Maybe more than you think.
Stressed, tired, constantly sick or depressed? Wondering why you can seem to get rid of that little bit of fat around your midsection? Is your menstrual cycle out of whack? Adrenal Exhaustion is a pretty vague term and not generally used in medicine. However, it is quite accurate in describing exactly what’s happening in your body when you undergo large amounts of stress constantly. In order to understand adrenal exhaustion, it’s easier to explain what causes it in the first place.
The Stress Response
A stressor is almost anything that causes a disturbance to the body – heat or cold, environmental pollutants, heavy bleeding from a wound or even strong emotional reactions. Stress in itself is a protective mechanism – when confronted with danger, the body’s sympathetic nervous system (SNS) takes control and quickly mobilizes the body’s resources for immediate physical activity. Glucose and oxygen rush to skeletal muscle ready to fight off an attacker or flee; to the brain which must be on high alert; and to the heart, which must work vigorously to pump enough blood to the brain and muscles. Non-essential activities like digestion, sleep, relaxation and reproduction stop as the body prepares for swift action. The body even reduces blood flow to the kidneys which promotes the release of aldosterone causing the kidneys to retain sodium leading to water retention. When your body holds onto more water, blood pressure naturally rises as blood volume increases and the heart has to work harder to pump more fluid around the body. This helps preserve body fluid volume in the case of severe bleeding.
The body definitely has you covered in case an angry mob ever came to chase after you.
The Resistance Reaction
The stress response I just described is usually short-lived. The second stage of the stress response is called the resistance reaction which helps the body continue fighting the stressor long after the flight or flight stage. The hormone cortisol is released from the adrenals to stimulate gluconeogenesis in the liver (breakdown of protein and fats to create glucose). The resulting glucose is then transported to various tissues in the body which need it for energy. Cortisol also decreases lymphocyte and eosinophil counts (immune cells), therefore dampening any inflammation or immune response. Once the stressor has subsided, the body returns to normal.

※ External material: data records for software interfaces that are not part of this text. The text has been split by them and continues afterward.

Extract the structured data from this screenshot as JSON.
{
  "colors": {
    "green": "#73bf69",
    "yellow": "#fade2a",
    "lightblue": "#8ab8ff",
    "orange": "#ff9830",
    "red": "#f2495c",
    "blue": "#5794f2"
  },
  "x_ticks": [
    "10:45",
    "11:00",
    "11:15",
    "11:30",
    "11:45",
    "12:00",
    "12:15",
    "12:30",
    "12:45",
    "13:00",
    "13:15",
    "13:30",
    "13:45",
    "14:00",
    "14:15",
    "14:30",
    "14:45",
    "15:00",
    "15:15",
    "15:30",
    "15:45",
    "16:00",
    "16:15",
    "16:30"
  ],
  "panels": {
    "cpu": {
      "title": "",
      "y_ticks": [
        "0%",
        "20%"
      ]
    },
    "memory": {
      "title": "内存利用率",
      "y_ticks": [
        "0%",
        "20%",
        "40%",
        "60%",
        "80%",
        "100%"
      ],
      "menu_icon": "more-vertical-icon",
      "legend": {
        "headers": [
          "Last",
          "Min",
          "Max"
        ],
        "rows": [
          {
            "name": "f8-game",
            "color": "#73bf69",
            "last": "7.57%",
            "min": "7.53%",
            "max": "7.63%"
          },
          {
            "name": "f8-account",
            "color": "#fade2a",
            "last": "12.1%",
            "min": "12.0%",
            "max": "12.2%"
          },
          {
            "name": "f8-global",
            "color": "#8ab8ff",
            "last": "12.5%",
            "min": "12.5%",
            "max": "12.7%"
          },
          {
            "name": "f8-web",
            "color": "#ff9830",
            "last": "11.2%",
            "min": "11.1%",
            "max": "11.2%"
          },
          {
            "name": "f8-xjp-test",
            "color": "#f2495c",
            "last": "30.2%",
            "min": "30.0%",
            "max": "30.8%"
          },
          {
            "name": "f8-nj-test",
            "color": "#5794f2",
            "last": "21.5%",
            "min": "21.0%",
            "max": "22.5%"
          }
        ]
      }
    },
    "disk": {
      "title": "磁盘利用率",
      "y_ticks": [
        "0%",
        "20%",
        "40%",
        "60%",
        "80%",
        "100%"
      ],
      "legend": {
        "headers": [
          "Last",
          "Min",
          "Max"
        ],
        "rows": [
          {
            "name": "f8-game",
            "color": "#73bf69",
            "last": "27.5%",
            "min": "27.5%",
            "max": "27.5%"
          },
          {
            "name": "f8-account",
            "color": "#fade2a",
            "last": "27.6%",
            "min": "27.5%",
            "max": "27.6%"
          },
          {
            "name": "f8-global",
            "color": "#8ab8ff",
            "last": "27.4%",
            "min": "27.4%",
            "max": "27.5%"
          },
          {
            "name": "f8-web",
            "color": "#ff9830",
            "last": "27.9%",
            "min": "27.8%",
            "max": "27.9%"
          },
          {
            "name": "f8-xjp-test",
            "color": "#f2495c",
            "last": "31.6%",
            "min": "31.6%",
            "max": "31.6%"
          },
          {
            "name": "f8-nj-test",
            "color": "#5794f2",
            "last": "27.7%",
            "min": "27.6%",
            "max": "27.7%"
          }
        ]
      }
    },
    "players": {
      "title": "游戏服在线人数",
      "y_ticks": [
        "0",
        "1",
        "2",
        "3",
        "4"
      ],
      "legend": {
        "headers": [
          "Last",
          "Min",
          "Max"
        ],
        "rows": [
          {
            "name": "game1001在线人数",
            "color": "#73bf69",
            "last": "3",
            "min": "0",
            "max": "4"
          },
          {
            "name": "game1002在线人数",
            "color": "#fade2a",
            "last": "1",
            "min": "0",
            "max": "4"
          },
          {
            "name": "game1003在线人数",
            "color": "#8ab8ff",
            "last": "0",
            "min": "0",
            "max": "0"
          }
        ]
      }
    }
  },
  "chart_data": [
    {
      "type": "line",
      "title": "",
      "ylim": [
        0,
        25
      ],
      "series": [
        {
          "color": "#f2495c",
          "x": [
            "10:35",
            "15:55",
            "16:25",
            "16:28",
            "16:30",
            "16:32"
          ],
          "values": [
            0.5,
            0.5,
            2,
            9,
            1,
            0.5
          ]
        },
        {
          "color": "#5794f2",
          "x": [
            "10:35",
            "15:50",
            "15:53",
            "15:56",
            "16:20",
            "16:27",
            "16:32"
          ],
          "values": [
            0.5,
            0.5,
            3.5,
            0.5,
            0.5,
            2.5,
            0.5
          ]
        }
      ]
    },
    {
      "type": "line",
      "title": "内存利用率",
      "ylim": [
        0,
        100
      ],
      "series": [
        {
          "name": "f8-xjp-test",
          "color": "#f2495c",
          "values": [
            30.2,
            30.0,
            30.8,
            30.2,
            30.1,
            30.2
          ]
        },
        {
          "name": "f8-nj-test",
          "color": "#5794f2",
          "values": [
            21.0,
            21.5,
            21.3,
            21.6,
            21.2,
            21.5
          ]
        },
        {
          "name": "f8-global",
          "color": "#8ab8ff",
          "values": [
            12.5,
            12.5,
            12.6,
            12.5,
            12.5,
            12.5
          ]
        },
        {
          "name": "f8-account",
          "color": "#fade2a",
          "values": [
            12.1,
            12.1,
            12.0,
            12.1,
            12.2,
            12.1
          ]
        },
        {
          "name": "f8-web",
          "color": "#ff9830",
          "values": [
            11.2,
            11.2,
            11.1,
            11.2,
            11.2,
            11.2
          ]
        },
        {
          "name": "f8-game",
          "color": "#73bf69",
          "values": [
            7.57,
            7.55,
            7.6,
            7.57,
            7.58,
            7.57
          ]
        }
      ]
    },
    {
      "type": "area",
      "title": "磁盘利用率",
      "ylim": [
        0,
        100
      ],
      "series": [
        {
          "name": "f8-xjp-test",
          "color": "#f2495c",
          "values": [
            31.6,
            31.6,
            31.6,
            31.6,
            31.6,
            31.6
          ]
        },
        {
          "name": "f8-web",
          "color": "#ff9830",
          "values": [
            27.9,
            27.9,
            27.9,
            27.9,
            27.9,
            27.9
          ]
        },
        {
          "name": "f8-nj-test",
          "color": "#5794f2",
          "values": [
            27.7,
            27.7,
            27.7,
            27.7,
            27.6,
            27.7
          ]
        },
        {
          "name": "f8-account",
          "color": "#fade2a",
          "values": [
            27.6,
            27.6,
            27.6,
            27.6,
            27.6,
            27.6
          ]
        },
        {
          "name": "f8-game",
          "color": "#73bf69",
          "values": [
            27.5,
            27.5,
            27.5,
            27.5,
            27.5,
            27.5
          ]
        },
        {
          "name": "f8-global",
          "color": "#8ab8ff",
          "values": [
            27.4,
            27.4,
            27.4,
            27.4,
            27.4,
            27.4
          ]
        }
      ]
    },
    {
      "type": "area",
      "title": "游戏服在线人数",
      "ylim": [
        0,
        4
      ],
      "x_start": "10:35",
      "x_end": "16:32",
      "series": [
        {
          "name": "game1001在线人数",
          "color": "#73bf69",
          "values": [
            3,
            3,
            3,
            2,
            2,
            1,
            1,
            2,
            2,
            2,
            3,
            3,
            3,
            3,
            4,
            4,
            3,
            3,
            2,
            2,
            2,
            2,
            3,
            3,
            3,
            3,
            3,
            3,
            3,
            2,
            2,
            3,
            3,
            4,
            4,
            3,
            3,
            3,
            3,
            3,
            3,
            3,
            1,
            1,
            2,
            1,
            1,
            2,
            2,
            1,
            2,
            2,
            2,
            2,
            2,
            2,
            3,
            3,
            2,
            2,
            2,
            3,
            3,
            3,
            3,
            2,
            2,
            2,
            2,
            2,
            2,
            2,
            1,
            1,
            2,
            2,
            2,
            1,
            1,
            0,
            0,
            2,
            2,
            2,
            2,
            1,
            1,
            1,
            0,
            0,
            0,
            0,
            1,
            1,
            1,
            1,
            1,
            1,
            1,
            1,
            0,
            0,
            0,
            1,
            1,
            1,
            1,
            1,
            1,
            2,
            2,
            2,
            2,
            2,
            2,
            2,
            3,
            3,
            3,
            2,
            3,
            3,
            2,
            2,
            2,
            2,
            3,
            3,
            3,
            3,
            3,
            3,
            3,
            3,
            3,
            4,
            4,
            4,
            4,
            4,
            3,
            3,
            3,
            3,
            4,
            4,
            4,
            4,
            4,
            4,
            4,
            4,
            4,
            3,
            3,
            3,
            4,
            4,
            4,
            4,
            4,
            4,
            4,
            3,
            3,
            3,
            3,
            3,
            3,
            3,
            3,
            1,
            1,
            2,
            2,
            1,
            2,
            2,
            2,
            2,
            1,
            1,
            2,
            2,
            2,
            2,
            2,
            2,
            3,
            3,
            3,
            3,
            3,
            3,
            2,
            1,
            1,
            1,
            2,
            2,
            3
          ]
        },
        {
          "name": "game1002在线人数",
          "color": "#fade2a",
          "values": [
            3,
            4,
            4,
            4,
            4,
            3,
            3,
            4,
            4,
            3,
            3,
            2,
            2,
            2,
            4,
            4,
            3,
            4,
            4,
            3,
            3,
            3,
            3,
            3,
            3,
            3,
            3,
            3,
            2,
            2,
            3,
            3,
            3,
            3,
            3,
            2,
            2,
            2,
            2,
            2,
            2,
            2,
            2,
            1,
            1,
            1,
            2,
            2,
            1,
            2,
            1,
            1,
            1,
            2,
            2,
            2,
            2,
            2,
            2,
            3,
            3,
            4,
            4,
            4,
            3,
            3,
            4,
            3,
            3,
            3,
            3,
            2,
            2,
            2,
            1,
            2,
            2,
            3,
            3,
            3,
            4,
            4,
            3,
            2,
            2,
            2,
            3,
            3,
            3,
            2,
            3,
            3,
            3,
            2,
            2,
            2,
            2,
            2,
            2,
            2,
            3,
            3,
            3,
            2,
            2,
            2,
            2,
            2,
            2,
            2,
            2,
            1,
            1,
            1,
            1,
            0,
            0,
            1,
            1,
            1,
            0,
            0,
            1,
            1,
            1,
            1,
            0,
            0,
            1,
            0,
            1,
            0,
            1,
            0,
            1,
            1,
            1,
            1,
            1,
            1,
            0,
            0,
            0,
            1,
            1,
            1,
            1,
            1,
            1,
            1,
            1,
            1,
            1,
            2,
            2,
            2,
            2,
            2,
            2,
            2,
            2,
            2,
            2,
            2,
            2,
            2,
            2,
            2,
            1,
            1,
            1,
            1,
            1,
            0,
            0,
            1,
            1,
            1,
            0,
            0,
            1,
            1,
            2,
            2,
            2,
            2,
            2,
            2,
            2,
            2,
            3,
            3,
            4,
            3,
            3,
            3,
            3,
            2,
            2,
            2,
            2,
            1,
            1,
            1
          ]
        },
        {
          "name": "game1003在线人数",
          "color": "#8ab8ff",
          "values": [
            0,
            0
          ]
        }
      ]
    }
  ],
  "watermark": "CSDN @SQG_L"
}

What happens if the stressor never goes away? Or what if you’re constantly stressed about different things? That deadline. Late for work. What that person thinks of you. Financial worries. Managing ten different things at once. The list goes on…
In this case, when the circulating hormones do not return to their normal levels it causes a state of distress. The hormones involved in the stress response are never shut off which means that target organs become overstimulated by them, receptors can become desensitized and tissue damage can occur. Over time, cortisol levels drop and can cause sugar and stimulant cravings. Cortisol actually plays a vital part in the control of carbohydrate, protein and fat metabolism. It inhibits prostaglandin synthesis (namely inflammatory particles) and contributes to emotional stability.
Connecting the dots?
When you are consistently stressed, the adrenals can burn out causing cortisol levels to drop below normal. High or low cortisol is a problem.
High cortisol = anxiety, depression, decreased resistance to infections, increased risk for osteoporosis, loss of muscle mass, increase in visceral adiposity (the stubborn fat that surrounds organs – most likely to sit around your abdomen), impaired memory, acceleration of ageing, thyroid dysfunction and dysregulation of reproductive hormones (cortisol is made at the expense of these hormones).
Low cortisol = Hypothyroidism, chronic fatigue, depression, poor mental performance.
In essence, stress is just NOT good.
Take time out for yourself. Meditate. Take a bath and light some candles. Book in a massage. Drink some herbal tea. De-stress! By doing this, you’re stimulating the parasympathetic nervous system (PNS) which facilitates rest, relaxation, healing, proper digestion and elimination. Limit black tea and coffee as they are stimulants and can increase cortisol levels also.
There are a few vitamins which are needed to replenish the adrenals which include vitamin C, B5, B6 and a plethora of others. Deficiencies can vary from person to person and this information should not be taken as a prescription. If you have any questions, I am always happy to answer them for you.
I hope everyone has a restful week. Remember to take time out for yourself; you’ll be doing your health a favour!